Some key excerpts:
"If you were starting from scratch, you could never possibly justify [the current] business model," [Google Chief Economist] Hal Varian said ... "Grow trees -- then grind them up, and truck big rolls of paper down from Canada? Then run them through enormously expensive machinery, hand-deliver them overnight to thousands of doorsteps, and leave more on newsstands, where the surplus is out of date immediately and must be thrown away? Who would say that made sense?" The old-tech wastefulness of the process is obvious, but Varian added a less familiar point. Burdened as they are with these "legacy" print costs, newspapers typically spend about 15 percent of their revenue on what, to the Internet world, are their only valuable assets: the people who report, analyze, and edit the news.The entire article is well worth reading. It gives a great feel for how Googlers are thinking about the future of news (and is mostly in line with my own thoughts).
"Nothing that I see suggests the 'death of newspapers,'" [Google CEO] Eric Schmidt told me. The problem was the high cost and plummeting popularity of their print versions. "Today you have a subscription to a print newspaper," he said. "In the future model, you'll have subscriptions to information sources that will have advertisements embedded in them, like a newspaper. You'll just leave out the print part. I am quite sure that this will happen ... As print circulation falls, the growth of the online audience is dramatic ... Newspapers don't have a demand problem; they have a business-model problem." Many of his company’s efforts are attempts to solve this, so that newspaper companies can survive, as printed circulation withers away.
The three pillars of the new online business model, as I heard them invariably described, are distribution, engagement, and monetization. That is: getting news to more people, and more people to news-oriented sites; making the presentation of news more interesting, varied, and involving; and converting these larger and more strongly committed audiences into revenue, through both subscription fees and ads.
The best monetizing schemes are of course ones that people like -- ads they enjoy seeing, products for which they willingly pay. Online display ads should be better on these counts too, [Google VP Neal] Mohan said. "here are things we can do online that we simply can't do in print," he said.

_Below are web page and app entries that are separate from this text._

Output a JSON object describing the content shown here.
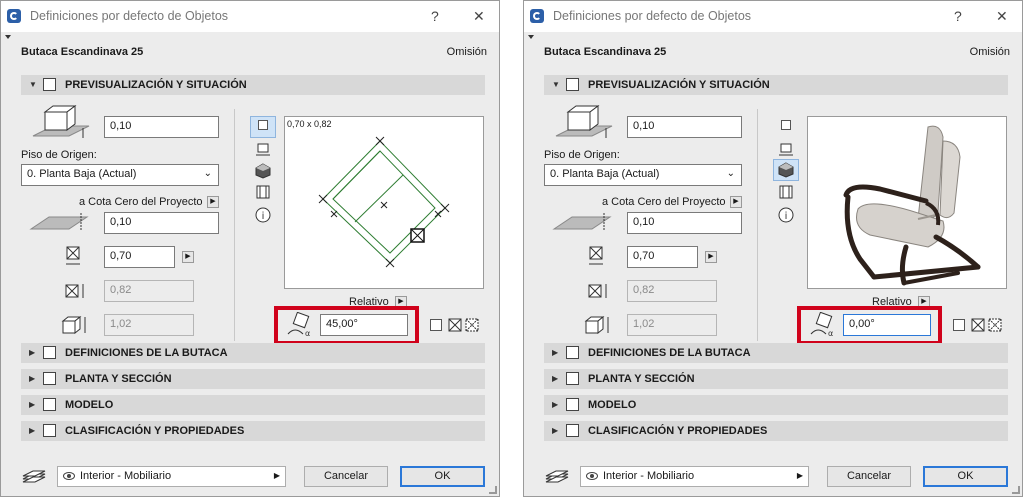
{
  "panels": [
    {
      "id": "left",
      "title": "Definiciones por defecto de Objetos",
      "help": "?",
      "close": "✕",
      "object_name": "Butaca Escandinava 25",
      "default_label": "Omisión",
      "sections": {
        "preview": "PREVISUALIZACIÓN Y SITUACIÓN",
        "chair": "DEFINICIONES DE LA BUTACA",
        "plan": "PLANTA Y SECCIÓN",
        "model": "MODELO",
        "classification": "CLASIFICACIÓN Y PROPIEDADES"
      },
      "height_value": "0,10",
      "story_label": "Piso de Origen:",
      "story_value": "0. Planta Baja (Actual)",
      "elevation_label": "a Cota Cero del Proyecto",
      "elevation_value": "0,10",
      "width_value": "0,70",
      "length_value": "0,82",
      "height3_value": "1,02",
      "preview_size": "0,70 x 0,82",
      "relative_label": "Relativo",
      "angle_value": "45,00°",
      "preview_mode": "plan",
      "layer_value": "Interior - Mobiliario",
      "cancel_label": "Cancelar",
      "ok_label": "OK"
    },
    {
      "id": "right",
      "title": "Definiciones por defecto de Objetos",
      "help": "?",
      "close": "✕",
      "object_name": "Butaca Escandinava 25",
      "default_label": "Omisión",
      "sections": {
        "preview": "PREVISUALIZACIÓN Y SITUACIÓN",
        "chair": "DEFINICIONES DE LA BUTACA",
        "plan": "PLANTA Y SECCIÓN",
        "model": "MODELO",
        "classification": "CLASIFICACIÓN Y PROPIEDADES"
      },
      "height_value": "0,10",
      "story_label": "Piso de Origen:",
      "story_value": "0. Planta Baja (Actual)",
      "elevation_label": "a Cota Cero del Proyecto",
      "elevation_value": "0,10",
      "width_value": "0,70",
      "length_value": "0,82",
      "height3_value": "1,02",
      "relative_label": "Relativo",
      "angle_value": "0,00°",
      "preview_mode": "3d",
      "layer_value": "Interior - Mobiliario",
      "cancel_label": "Cancelar",
      "ok_label": "OK"
    }
  ],
  "colors": {
    "highlight": "#d0021b",
    "accent": "#2b78d8",
    "section_bg": "#d8d8d8"
  }
}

An ad is "intrusive" mainly if it is not related to what you care about at that time ... "The online world will be a lot more attuned to who you are and what you care about" ... Advertising has been around forever, Mohan said, "but until now it has always been a one-way conversation."
Please see also my Oct 2009 post, "Google CEO on personalized news".